A little over four months after he was sentenced to a two-year jail term following a probation violation case, Kremmling man Robert Mark Smith is appealing the decision to a higher court.
Smith’s attorney, Leslie Goldstein, filed an opening brief in mid-April seeking to appeal the decision of Grand County Court Judge Nicholas Catanzarite, who found Smith in violation of his probation last year and sentenced him to two years in jail. Smith is asking the Grand County District Court, with Judge Mary Hoak presiding, to overturn the ruling, arguing that the court “abused its discretion” in revoking and terminating probation and resentencing Smith to the maximum two-year jail sentence.
The 20-page opening brief, filed with Grand County District Court on April 17, cites 10 separate Colorado court cases that, according to Smith’s defense counsel, provides precedent for his legal position.
The crimes that eventually led to Smith’s sentence occurred late July 2016. At that time Smith was charged with one count of felony menacing. His case moved through the court system until October 2017 when Smith entered into a plea agreement for a deferred judgment on an amended count of misdemeanor third-degree assault.
As part of his plea agreement, Smith was sentenced to 15 months of probation during which he was required to comply with the standard terms and conditions of probation. Among those terms included that the person cannot possess or have access to firearms or explosives, destructive devices, dangerous instruments or weapons.
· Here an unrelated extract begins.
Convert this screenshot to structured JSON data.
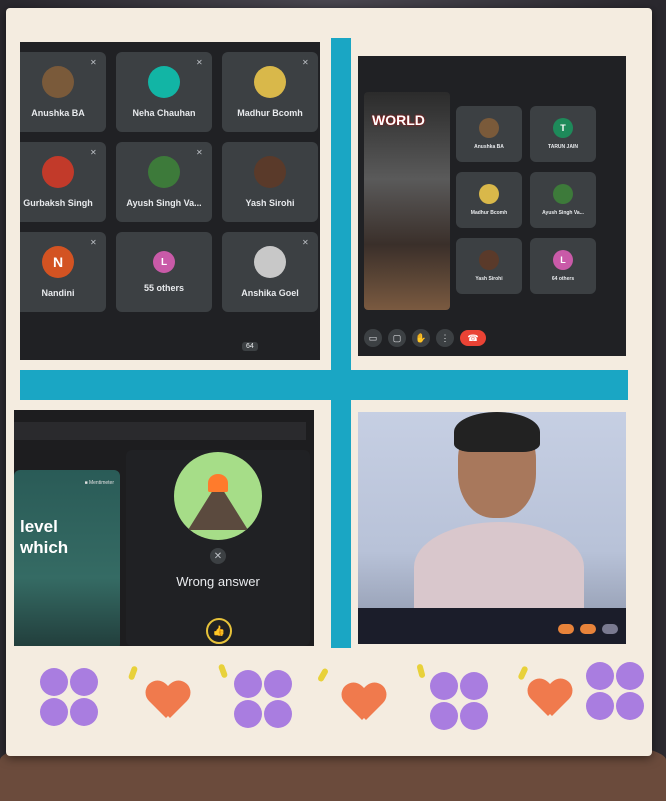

Shortly after he received his probation sentence, Smith filed a motion with the court contending that being prohibited from possessing a firearm was not part of the disposition. In early January 2018, the court found that those terms were, in fact, part of the standard terms of probation to which Smith was required to comply.
In early October 2018, Smith approached his probation officer and notified the officer that he had ammunition in his possession and asked if that was allowed.
“The officer deferred giving an immediate answer and stated that she would speak with a supervisor,” stated the brief. “The following day, Ms. Silvernale (Smith’s probation officer) telephoned Mr. Smith and informed him that possession of ammunition was prohibited.”
Smith then told Silvernale he would remove the ammunition from his property, but was arrested the following day for violating probation, according to the brief.
“Mr. Smith was never given an opportunity to comply with his probation officer’s directive,” says the brief.
The decision to then sentence Smith to jail was, according to the appeal, an abuse of discretion.
The Grand County District Attorney’s Office, which will be defending the county court’s ruling, has not yet filed a response to the appeal brief. They have until May 29 to do so, according to court officials, unless a motion is filed and granted for a time extension.
Smith remains in custody in the Grand County Jail during his appeal period.
His legal counsel previously filed a motion to stay the jail sentence, which was granted, making Smith eligible to bond out of jail. To do so, however, Smith would be required to pay a $75,000 cash-only bond and could not use a bail bondsman.
Smith has received significant news coverage over the past several years in both local and state media.
In October 2017, shortly before he pleaded no contest to the misdemeanor assault charges that resulted in him being placed on probation, Smith won a case in federal court against the town of Kremmling and members of the Kremmling Police Department. The jury in that case found the Kremmling Police violated Smiths rights and awarded him $775,000 in compensation.